10 years of living brought me to this point. Krs One is the teacher, even taught me and answered my questions before they were asked. As a fifth grader I was that overly curious kid and Krs's knowledge made it worse for my teachers in elementary school. I would question their integrity ’cause Krs was telling me that they were wrong. There was more substance, and truth to the matter expressed through his words. So thanks to Krs, I had tons of detention for asking questions like, are Moses and Jesus black???, 'Why Is That???" that song changed my views, for a minute.
I remember being slightly confused of my race, color and origin around this era. Due to the fact that Black Americans, or Black Men and or Woman in general were being ridiculed, it was ridiculous and shameful. This album made it clear to me who I was. As afro centric as the record was, it wasn't directly directed solely at the inner city youth in the ghetto. Screams of "Don't Believe the Hype" and "Show Em Whatcha Got" were shouted out my mouth daily. Listening to their music was somewhat of a guide to avoid certain mishaps life had to offer, and they taught me well. Not to mention who was really messing with the Bomb Squad??? Their beats made me want to hurt the innocent, and I wouldn't hurt a fly, haha.
It's a man's world??? I think not, especially when it's Mc Lyte that has something to say about it. Lyte proved back then not to be messed with. This woman clearly made an impact on me. Not only did I have a crush on her as a 9 year old, but her aggression and overall careless notion about the male controlled world gave me hope for the world's close minded view. Male chauvinism stood no chance. This helped me bask in the glory of reduced domination. This woman moved me. I would always tell my friends how I was going to marry her someday, haha. Sure I had no chance but you can't blame a brother for trying, I mean.... Hoping to marry / chase the girl of my dreams, furthermore the MC of my dreams.

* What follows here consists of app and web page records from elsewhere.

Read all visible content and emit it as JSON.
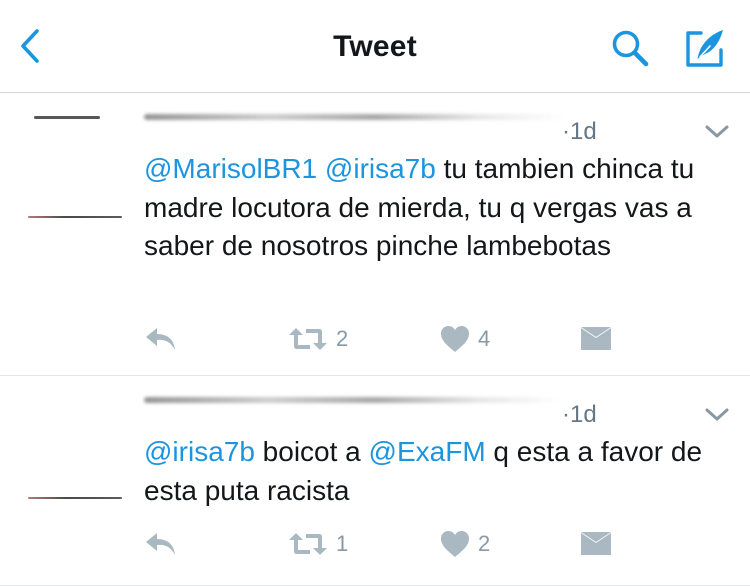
{
  "nav": {
    "title": "Tweet",
    "back_icon": "chevron-left-icon",
    "search_icon": "search-icon",
    "compose_icon": "compose-icon",
    "accent": "#1b95e0"
  },
  "tweets": [
    {
      "time": "·1d",
      "segments": [
        {
          "text": "@MarisolBR1",
          "mention": true
        },
        {
          "text": " ",
          "mention": false
        },
        {
          "text": "@irisa7b",
          "mention": true
        },
        {
          "text": " tu tambien chinca tu madre locutora de mierda, tu q vergas vas a saber de nosotros pinche lambebotas",
          "mention": false
        }
      ],
      "retweets": "2",
      "likes": "4"
    },
    {
      "time": "·1d",
      "segments": [
        {
          "text": "@irisa7b",
          "mention": true
        },
        {
          "text": " boicot a ",
          "mention": false
        },
        {
          "text": "@ExaFM",
          "mention": true
        },
        {
          "text": " q esta a favor de esta puta racista",
          "mention": false
        }
      ],
      "retweets": "1",
      "likes": "2"
    }
  ]
}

As a 6 year old child I could remember watching, the ‘Don't Come Around Here No More’ video and almost losing it, ‘cause as good as the music was, the video destroyed my childhood. I mean come on, they do the Alice In Wonderland party, kidnap Alice, lay her on the table then perceives to carve into her like a cake, what child in 1985 didn't find that disturbing???, I mean really??? Though I must admit the man's genius shines ever so bright, now when I watch the video it makes more sense to me.